_Assigned task_
The lines to find are those in the entries that hold the word "computer"; copy every one of them.
*** Provided records Section Begins ***
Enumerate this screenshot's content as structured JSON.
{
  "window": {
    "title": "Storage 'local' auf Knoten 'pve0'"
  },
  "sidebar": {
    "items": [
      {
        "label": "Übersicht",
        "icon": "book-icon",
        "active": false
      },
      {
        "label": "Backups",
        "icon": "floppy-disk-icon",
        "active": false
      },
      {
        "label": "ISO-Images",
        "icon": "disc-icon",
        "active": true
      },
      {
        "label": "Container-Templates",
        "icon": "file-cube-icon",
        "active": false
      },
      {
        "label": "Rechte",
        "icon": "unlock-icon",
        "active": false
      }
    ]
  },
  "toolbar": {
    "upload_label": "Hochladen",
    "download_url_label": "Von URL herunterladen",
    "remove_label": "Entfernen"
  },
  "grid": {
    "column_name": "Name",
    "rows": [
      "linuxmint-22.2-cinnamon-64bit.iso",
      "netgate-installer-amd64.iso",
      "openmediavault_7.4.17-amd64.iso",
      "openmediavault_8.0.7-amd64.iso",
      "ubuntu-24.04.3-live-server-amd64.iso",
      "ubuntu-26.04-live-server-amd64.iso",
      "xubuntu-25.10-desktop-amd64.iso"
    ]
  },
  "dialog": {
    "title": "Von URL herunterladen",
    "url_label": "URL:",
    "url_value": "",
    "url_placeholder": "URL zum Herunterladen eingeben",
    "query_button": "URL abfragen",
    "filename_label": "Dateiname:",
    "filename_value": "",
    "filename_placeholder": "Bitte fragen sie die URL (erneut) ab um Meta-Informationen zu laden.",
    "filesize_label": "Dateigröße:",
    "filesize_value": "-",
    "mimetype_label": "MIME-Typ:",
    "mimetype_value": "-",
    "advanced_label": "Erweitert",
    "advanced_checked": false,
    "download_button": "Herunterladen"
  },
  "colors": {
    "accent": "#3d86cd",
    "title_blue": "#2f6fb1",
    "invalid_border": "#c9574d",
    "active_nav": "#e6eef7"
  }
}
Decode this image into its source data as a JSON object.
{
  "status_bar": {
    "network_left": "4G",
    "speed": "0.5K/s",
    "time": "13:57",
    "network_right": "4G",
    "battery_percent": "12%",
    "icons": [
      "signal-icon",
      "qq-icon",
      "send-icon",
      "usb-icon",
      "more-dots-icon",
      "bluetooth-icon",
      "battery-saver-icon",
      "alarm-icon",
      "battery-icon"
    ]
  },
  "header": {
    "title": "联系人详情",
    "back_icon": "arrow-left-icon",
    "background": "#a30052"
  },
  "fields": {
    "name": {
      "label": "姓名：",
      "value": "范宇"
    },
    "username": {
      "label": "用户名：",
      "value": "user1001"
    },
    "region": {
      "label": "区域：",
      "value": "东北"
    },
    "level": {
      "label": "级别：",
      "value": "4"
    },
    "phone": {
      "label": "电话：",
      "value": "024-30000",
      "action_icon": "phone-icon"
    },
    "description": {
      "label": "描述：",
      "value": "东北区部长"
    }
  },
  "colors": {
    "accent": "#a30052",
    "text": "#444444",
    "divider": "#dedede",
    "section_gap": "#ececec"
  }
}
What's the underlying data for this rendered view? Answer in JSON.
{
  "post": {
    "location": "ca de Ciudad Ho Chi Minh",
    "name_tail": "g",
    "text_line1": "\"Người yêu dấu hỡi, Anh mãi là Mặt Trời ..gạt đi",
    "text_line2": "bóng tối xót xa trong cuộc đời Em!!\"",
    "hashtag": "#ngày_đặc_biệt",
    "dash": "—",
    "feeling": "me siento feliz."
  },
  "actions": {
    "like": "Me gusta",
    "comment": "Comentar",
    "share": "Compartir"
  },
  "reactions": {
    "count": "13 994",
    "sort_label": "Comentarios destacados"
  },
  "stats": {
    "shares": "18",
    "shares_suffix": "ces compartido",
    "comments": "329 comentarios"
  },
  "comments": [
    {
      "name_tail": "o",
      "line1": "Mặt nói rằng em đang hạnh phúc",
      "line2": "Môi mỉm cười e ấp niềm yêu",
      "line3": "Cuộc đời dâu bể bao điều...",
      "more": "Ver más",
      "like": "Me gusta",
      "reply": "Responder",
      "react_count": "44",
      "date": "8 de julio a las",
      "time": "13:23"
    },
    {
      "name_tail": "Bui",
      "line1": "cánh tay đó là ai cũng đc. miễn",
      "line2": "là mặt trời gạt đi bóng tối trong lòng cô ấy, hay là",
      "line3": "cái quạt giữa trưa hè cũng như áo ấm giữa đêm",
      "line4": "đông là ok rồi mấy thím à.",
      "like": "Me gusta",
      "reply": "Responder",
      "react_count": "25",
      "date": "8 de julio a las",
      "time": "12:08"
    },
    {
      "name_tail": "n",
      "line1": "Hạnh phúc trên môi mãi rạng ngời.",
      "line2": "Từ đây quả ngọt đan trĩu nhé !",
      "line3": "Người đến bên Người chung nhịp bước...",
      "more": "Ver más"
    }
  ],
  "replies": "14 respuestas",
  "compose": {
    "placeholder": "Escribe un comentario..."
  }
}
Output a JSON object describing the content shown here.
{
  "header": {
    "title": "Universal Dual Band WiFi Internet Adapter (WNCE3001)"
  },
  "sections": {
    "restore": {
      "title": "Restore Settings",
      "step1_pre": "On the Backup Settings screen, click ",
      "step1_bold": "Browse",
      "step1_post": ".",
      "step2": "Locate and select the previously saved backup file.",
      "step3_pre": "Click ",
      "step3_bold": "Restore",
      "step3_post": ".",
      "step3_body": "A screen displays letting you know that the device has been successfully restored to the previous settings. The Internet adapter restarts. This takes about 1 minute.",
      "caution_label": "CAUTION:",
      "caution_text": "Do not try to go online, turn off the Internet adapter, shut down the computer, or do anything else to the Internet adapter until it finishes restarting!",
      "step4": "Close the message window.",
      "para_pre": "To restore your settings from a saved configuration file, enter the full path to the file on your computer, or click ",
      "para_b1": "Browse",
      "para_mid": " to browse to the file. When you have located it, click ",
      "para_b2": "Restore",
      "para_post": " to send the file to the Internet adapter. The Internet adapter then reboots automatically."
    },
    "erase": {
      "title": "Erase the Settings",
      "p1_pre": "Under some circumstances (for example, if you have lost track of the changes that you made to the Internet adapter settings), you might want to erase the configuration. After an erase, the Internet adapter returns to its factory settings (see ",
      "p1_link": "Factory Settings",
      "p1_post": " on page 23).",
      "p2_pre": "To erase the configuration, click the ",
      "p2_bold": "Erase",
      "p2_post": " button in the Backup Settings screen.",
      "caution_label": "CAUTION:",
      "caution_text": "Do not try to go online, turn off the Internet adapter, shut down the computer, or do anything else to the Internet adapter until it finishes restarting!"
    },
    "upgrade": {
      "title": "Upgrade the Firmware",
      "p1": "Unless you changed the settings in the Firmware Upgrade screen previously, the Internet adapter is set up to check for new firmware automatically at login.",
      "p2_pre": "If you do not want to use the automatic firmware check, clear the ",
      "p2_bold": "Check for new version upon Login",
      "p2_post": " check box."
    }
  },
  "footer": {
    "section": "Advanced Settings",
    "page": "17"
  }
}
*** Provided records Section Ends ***
_Response to the task_
      "caution_text": "Do not try to go online, turn off the Internet adapter, shut down the computer, or do anything else to the Internet adapter until it finishes restarting!",
      "para_pre": "To restore your settings from a saved configuration file, enter the full path to the file on your computer, or click ",
      "caution_text": "Do not try to go online, turn off the Internet adapter, shut down the computer, or do anything else to the Internet adapter until it finishes restarting!"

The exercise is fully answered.